Problem requirements: Lines in the records below that contain the word "JSON" must each be copied.

Top of Excerpted records

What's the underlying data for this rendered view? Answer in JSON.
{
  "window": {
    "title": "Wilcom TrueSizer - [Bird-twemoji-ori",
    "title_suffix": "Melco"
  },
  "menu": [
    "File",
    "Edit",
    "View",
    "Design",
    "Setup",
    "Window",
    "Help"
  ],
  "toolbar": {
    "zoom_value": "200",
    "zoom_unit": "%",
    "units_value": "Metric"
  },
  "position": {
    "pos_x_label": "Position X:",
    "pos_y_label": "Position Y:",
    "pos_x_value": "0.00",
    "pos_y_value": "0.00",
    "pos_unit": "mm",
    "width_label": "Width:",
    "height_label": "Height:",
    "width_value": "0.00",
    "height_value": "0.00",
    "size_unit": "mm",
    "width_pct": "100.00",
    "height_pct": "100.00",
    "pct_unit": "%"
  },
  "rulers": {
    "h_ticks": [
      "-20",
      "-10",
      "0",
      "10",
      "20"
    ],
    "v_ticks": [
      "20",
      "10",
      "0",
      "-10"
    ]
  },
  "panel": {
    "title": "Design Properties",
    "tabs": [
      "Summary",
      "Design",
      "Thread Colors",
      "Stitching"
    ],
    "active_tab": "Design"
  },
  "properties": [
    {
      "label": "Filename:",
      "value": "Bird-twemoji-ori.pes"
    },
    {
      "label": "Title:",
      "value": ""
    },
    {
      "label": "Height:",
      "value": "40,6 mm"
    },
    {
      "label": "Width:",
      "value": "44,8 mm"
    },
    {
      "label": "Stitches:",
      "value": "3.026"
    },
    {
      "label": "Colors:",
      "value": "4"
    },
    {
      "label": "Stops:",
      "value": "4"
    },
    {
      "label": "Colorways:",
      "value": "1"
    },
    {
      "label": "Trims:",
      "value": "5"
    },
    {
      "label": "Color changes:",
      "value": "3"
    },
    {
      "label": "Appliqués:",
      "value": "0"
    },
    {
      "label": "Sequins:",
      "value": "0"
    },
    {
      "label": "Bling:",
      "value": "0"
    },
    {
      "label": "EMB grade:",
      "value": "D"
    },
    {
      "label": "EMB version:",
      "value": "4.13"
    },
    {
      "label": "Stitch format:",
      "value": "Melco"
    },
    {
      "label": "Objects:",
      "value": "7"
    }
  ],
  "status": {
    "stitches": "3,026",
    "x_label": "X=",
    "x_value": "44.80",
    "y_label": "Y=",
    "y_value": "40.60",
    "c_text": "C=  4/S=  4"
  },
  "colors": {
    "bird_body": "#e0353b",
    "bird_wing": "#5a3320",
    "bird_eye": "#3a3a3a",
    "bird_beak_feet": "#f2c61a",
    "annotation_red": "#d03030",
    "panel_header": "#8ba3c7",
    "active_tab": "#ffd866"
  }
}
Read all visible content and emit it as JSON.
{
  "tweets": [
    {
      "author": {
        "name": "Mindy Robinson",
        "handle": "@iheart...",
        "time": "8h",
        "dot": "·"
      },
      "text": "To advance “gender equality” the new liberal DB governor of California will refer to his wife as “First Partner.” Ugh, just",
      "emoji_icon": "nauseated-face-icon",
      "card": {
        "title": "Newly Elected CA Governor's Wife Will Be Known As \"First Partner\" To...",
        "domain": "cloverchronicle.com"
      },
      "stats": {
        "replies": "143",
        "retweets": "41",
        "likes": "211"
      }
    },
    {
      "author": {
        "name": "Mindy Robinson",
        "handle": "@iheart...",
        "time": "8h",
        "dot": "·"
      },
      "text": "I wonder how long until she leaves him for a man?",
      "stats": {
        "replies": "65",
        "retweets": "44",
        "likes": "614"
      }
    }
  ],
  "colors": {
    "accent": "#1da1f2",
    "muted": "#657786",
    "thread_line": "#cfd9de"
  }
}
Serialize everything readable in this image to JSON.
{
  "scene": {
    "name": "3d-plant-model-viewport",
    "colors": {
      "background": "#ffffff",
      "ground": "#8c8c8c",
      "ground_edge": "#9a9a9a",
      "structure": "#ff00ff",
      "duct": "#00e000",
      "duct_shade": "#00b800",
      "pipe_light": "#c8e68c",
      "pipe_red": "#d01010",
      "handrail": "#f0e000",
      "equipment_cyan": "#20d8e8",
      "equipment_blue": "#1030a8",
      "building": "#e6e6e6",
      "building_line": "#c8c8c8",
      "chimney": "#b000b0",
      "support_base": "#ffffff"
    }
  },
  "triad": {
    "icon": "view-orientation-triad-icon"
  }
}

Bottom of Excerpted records

Result below:
What's the underlying data for this rendered view? Answer in JSON.
Read all visible content and emit it as JSON.
Serialize everything readable in this image to JSON.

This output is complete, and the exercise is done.